What To Do If You’re Considering Surgery

September 5th, 2017
What to do if you're considering Surgery.

In physical therapy, we treat a significant amount of patients after surgery. We find that some patients really respond well and bounce back quickly, while others may wish they never had surgery. We wanted to provide you with a check-list of some common things we recommend our patient’s look at prior to surgery in order to best maximize their outcomes.

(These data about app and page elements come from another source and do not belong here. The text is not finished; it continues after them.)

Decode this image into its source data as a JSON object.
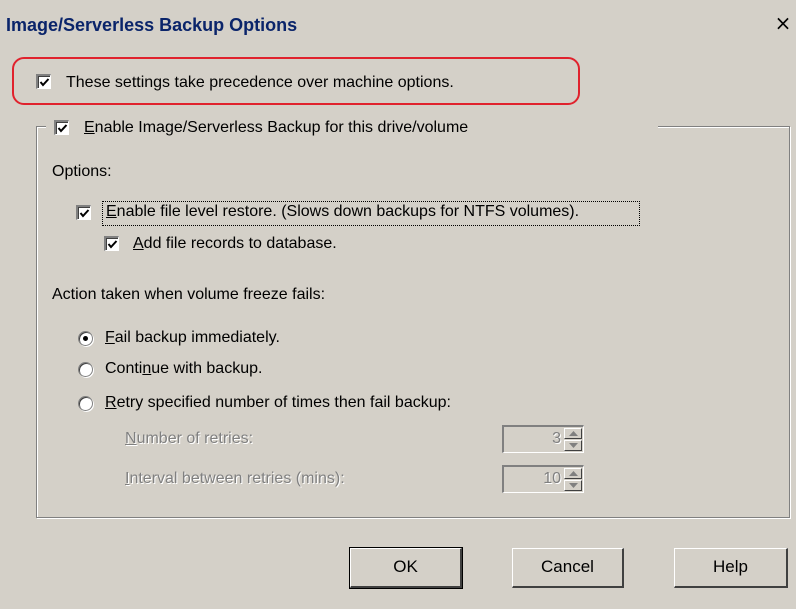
{
  "window": {
    "title": "Image/Serverless Backup Options",
    "close_glyph": "×"
  },
  "precedence": {
    "label": "These settings take precedence over machine options.",
    "checked": true
  },
  "enable_backup": {
    "label_ul": "E",
    "label_rest": "nable Image/Serverless Backup for this drive/volume",
    "checked": true
  },
  "options": {
    "heading": "Options:",
    "file_level_restore": {
      "label_ul": "E",
      "label_rest": "nable file level restore. (Slows down backups for NTFS volumes).",
      "checked": true
    },
    "add_file_records": {
      "label_ul": "A",
      "label_rest": "dd file records to database.",
      "checked": true
    }
  },
  "freeze_action": {
    "heading": "Action taken when volume freeze fails:",
    "choices": [
      {
        "ul": "F",
        "rest": "ail backup immediately.",
        "selected": true
      },
      {
        "pre": "Conti",
        "ul": "n",
        "rest": "ue with backup.",
        "selected": false
      },
      {
        "ul": "R",
        "rest": "etry specified number of times then fail backup:",
        "selected": false
      }
    ],
    "retries": {
      "label_ul": "N",
      "label_rest": "umber of retries:",
      "value": "3"
    },
    "interval": {
      "label_ul": "I",
      "label_rest": "nterval between retries (mins):",
      "value": "10"
    }
  },
  "buttons": {
    "ok": "OK",
    "cancel": "Cancel",
    "help": "Help"
  },
  "colors": {
    "title_text": "#0a246a",
    "highlight_border": "#e0222d",
    "dialog_bg": "#d4d0c8"
  }
}
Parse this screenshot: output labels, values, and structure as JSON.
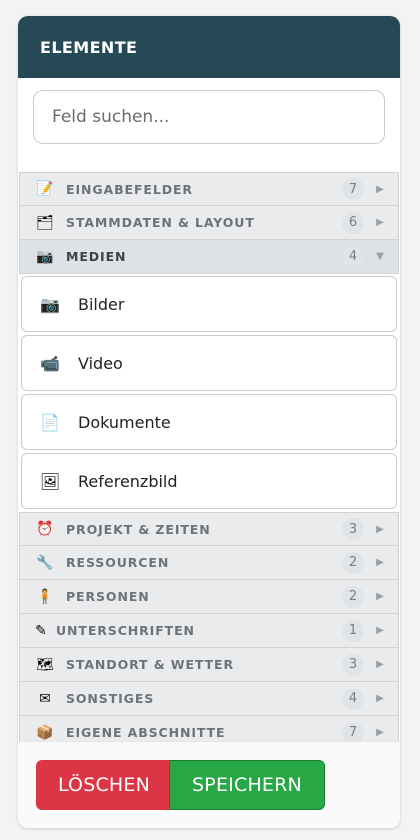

  1. Educate Yourself: It is your body, make sure you have educated conversations with your health-care team and family prior to undergoing surgery about the benefits and risks of your procedure. You don’t need doctoral-level knowledge, but inquire what the surgeon plans to do when they operate and what the recovery would look like.
  2. Optimize ROM (range-of-motion): Keeping your joints moving via passive stretches provided by a physical therapist or a home exercise program are crucial to ensure your muscles do not adaptively tighten prior to surgery. Surgeons always tell us they see better results when a patient goes into surgery with full ROM. Research supports this as well, you’re more likely to resume your regular activities quicker if you have full ROM and strength prior to surgery.
  3. Address Weaknesses: Along with ROM, it’s crucial to maximize pain-free strength and function prior to surgery. For example, if you’re to undergo knee surgery, evidence tells us that patients who recover best are the ones with strong quad muscles prior to surgery. If you’re an athlete, take this time to keep moving but focus on sport-specific areas you struggled with previously.
  4. Behavioral Changes: There is a lot to unpack here, but in a nutshell, it is crucial to both your post-op recovery and your overall quality of life to ensure you’re getting adequate and sound sleep (meaning, no phones/screens at least one hour prior to bed-time), you’re cleaning up your nutrition and eating a well-balanced diet, and if you smoke you need to find some way to stop. Smoking can actually impair your body’s ability to heal itself, resulting in elevated pain levels, dehydration, and poor tissue healing after surgery.
  5. Pre-Operative Physical Therapy: The above check-list can be overwhelming to tackle on your own. It is our professional recommendation that if you’re considering non-emergent surgery for a musculoskeletal injury, try physical therapy first. You’ll put yourself in a position to maximize your outcomes after surgery, and in some cases, you may respond so well you can post-pone surgery altogether. Discuss the possibility with your family, physician, or local physical therapist to see if pre-operative PT will be right for you.

We wish you the best in health. If you have any questions please give us a call at 610-544-8500. Further information can be found at www.moveforwardpt.com and www.advanceaquaticpt.com . We hope to help you advance your health.

Cole Racich, PT, DPT, OCS
Physical Therapist
Board-Certified Orthopedic Specialist